Those two competing Chinese philosophies likewise revolve around this tension between nature’s inhumanity and the artificiality of our preferred lifestyles. Daoists say we should submit to nature’s simplicity and spontaneity, because we’re little more than playthings of a larger whole.
Confucians are more like Aristotelians and secular humanists in saying we should seek to flourish by cultivating compassion for each other in our social refuges from nature’s indifference, since the human way of life is impossible in the wilderness. Although Confucians regard the secular techniques of self-cultivation as sacred, because of our transcendent potential to be perfected, their outlook is largely pragmatic.
I don’t mean to suggest that tenable atheism is found only in these Eastern religions. But the “old” Western atheists such as Nietzsche or Schopenhauer, Freud or Sartre often shared with the Eastern traditions the pessimism and humility which are incurred by fearless philosophical inquiry. Other older deists or atheists such as Voltaire and Marx were more optimistic about the prospects of secular society because they, too, were scientistic cheerleaders for liberty or for reason. Likewise, Sam Harris is exceptional not just for his philosophical background but for his embrace of Buddhist spirituality. So there are exceptions that prove the rule on both sides.
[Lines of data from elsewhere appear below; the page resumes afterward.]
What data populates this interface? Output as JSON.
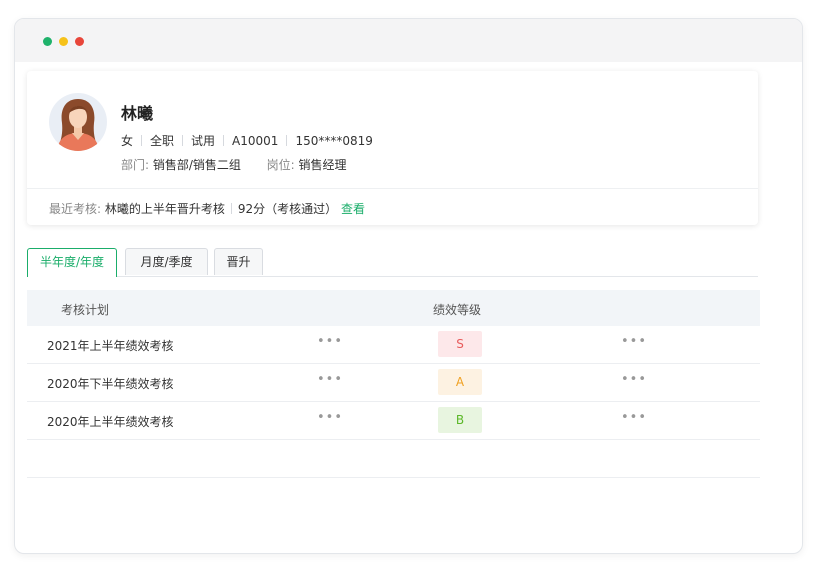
{
  "profile": {
    "name": "林曦",
    "gender": "女",
    "employment": "全职",
    "status": "试用",
    "employee_id": "A10001",
    "phone": "150****0819",
    "dept_label": "部门:",
    "dept_value": "销售部/销售二组",
    "position_label": "岗位:",
    "position_value": "销售经理"
  },
  "recent": {
    "label": "最近考核:",
    "title": "林曦的上半年晋升考核",
    "score": "92分（考核通过）",
    "link": "查看"
  },
  "tabs": [
    {
      "label": "半年度/年度",
      "active": true
    },
    {
      "label": "月度/季度",
      "active": false
    },
    {
      "label": "晋升",
      "active": false
    }
  ],
  "table": {
    "headers": [
      "考核计划",
      "绩效等级"
    ],
    "rows": [
      {
        "plan": "2021年上半年绩效考核",
        "grade": "S",
        "grade_color": "#e85c5c",
        "grade_bg": "#fde8ea"
      },
      {
        "plan": "2020年下半年绩效考核",
        "grade": "A",
        "grade_color": "#f0a020",
        "grade_bg": "#fdf2e2"
      },
      {
        "plan": "2020年上半年绩效考核",
        "grade": "B",
        "grade_color": "#5cb82a",
        "grade_bg": "#e8f5e0"
      }
    ],
    "more_glyph": "•••"
  },
  "colors": {
    "accent": "#1aad6a"
  }
}
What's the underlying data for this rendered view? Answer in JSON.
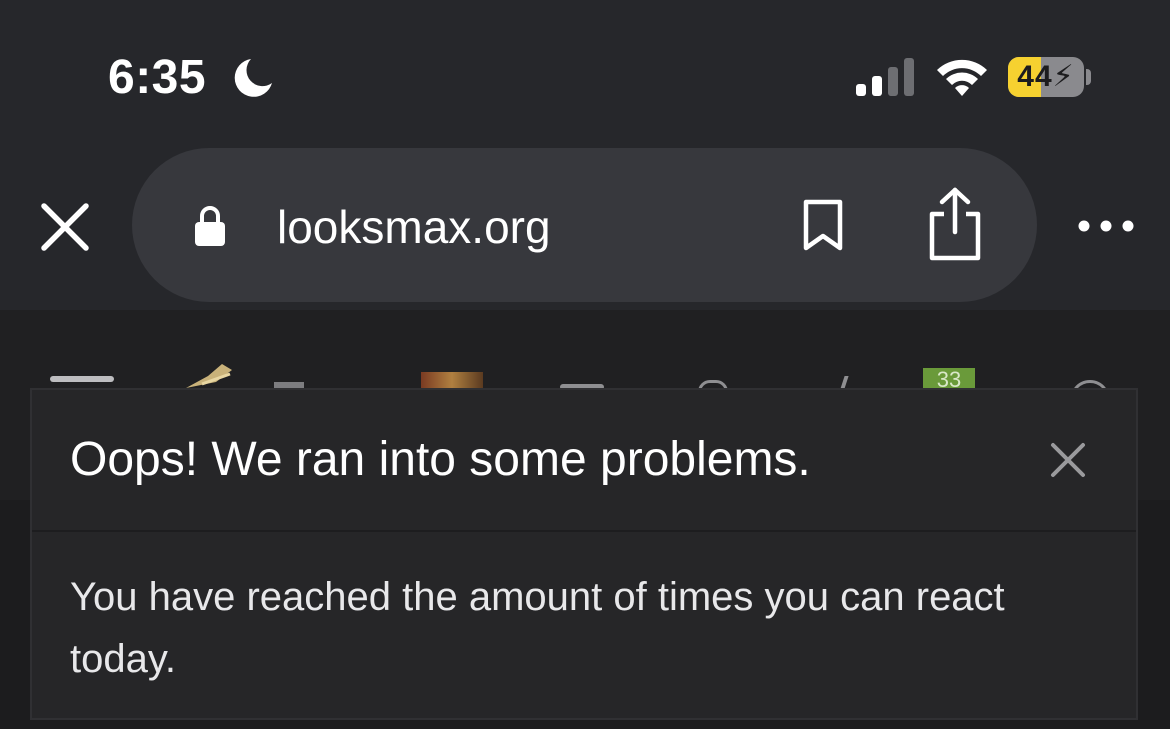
{
  "status_bar": {
    "time": "6:35",
    "focus_icon": "moon-icon",
    "signal_icon": "cellular-signal-icon",
    "wifi_icon": "wifi-icon",
    "battery": {
      "level": 44,
      "label": "44",
      "charging": true,
      "fill_color": "#f6d130"
    }
  },
  "browser": {
    "close_icon": "close-icon",
    "lock_icon": "lock-icon",
    "url": "looksmax.org",
    "bookmark_icon": "bookmark-icon",
    "share_icon": "share-icon",
    "more_icon": "more-icon"
  },
  "site_nav": {
    "badge_count": "33"
  },
  "error_overlay": {
    "title": "Oops! We ran into some problems.",
    "message": "You have reached the amount of times you can react today.",
    "close_icon": "close-icon"
  },
  "colors": {
    "chrome_bg": "#26272b",
    "url_pill_bg": "#37383d",
    "overlay_bg": "#262628",
    "badge_green": "#6a9a3a"
  }
}
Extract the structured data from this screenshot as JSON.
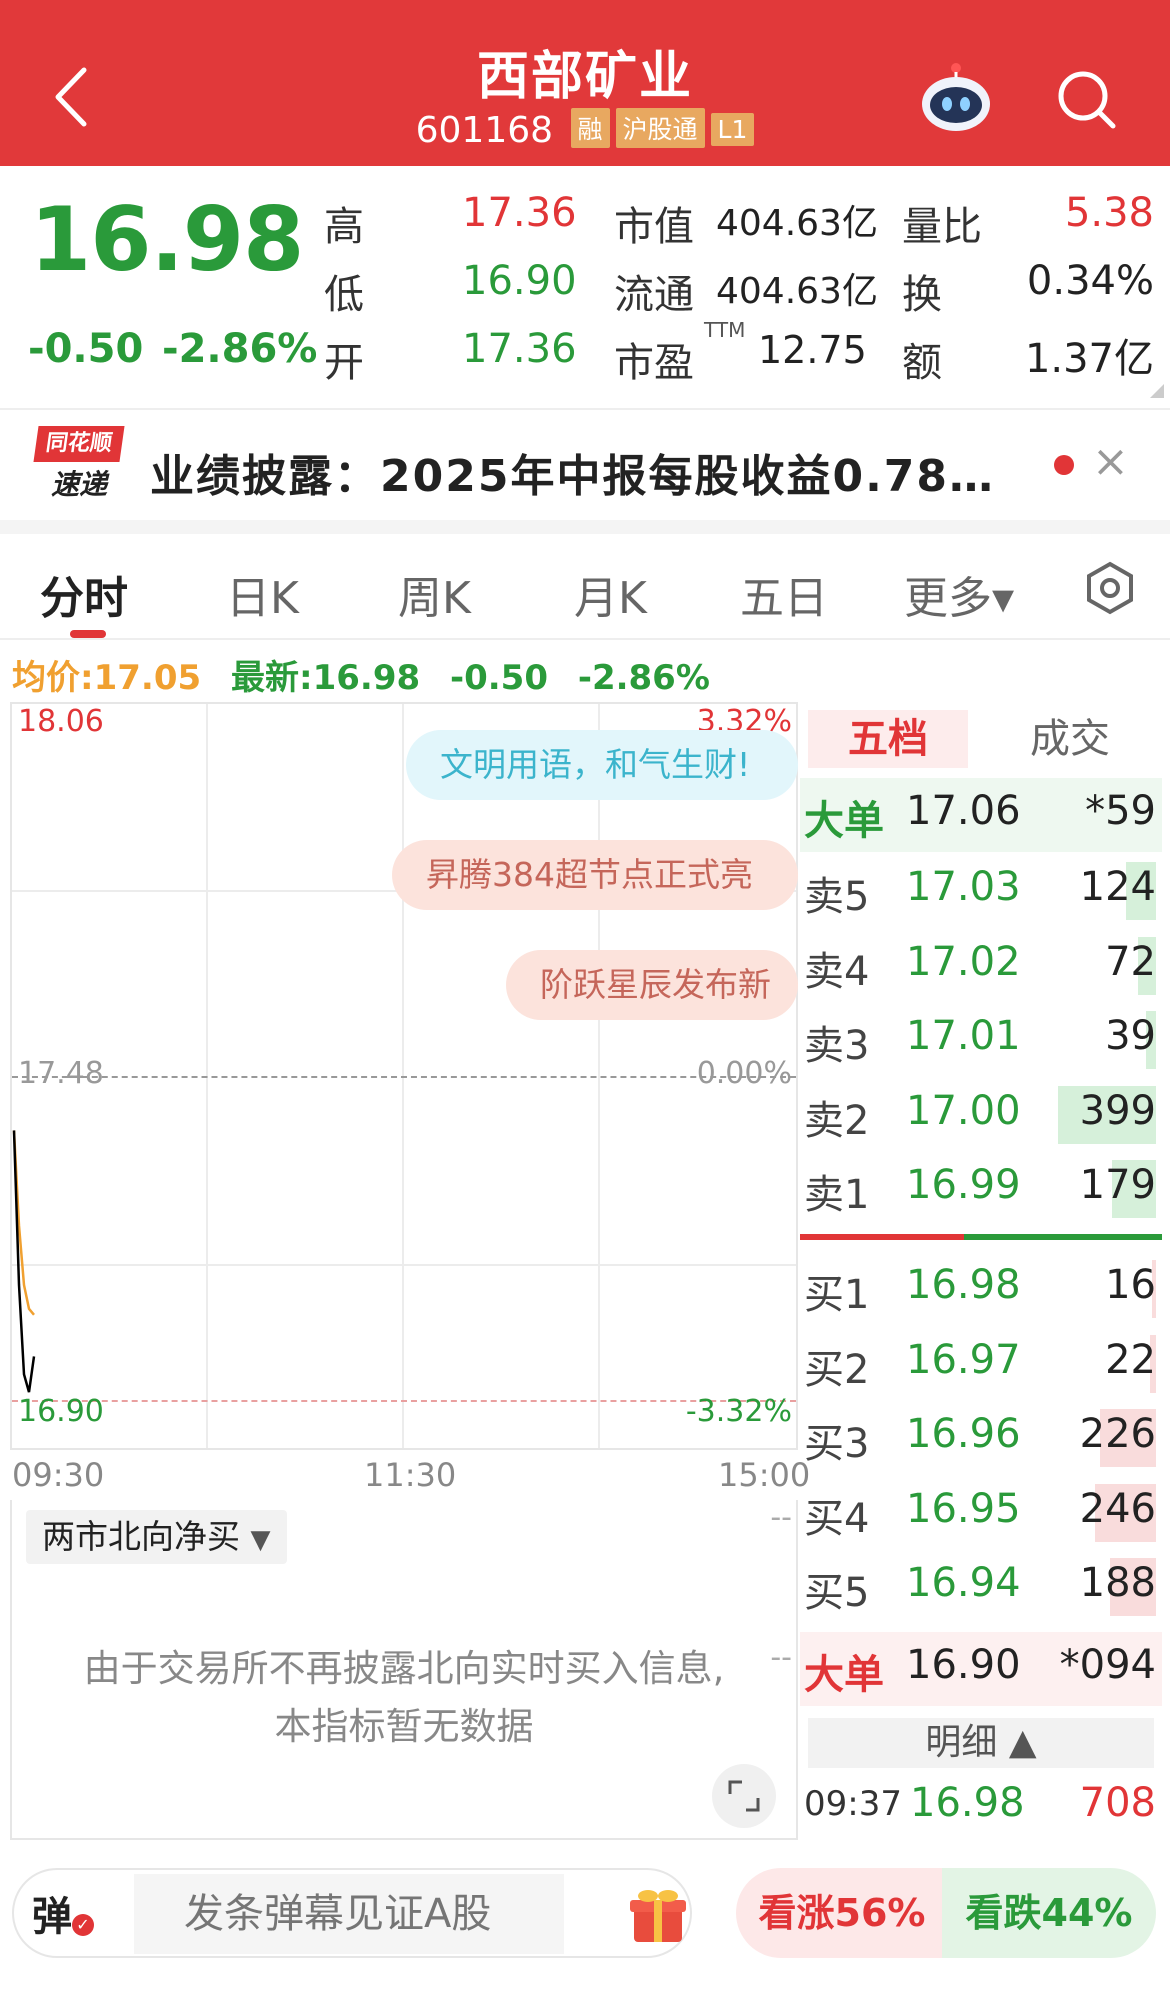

At any rate, we might ponder the reasons for the demise of the new atheist movement. Instead of a circus that degrades most of us in rapacious, self-destructive and self-deluded plutocracies, we might want to appreciate how we’re at war with the world’s absurdity and are honour-bound to prefer philosophy to propaganda, even at the cost of our peace of mind.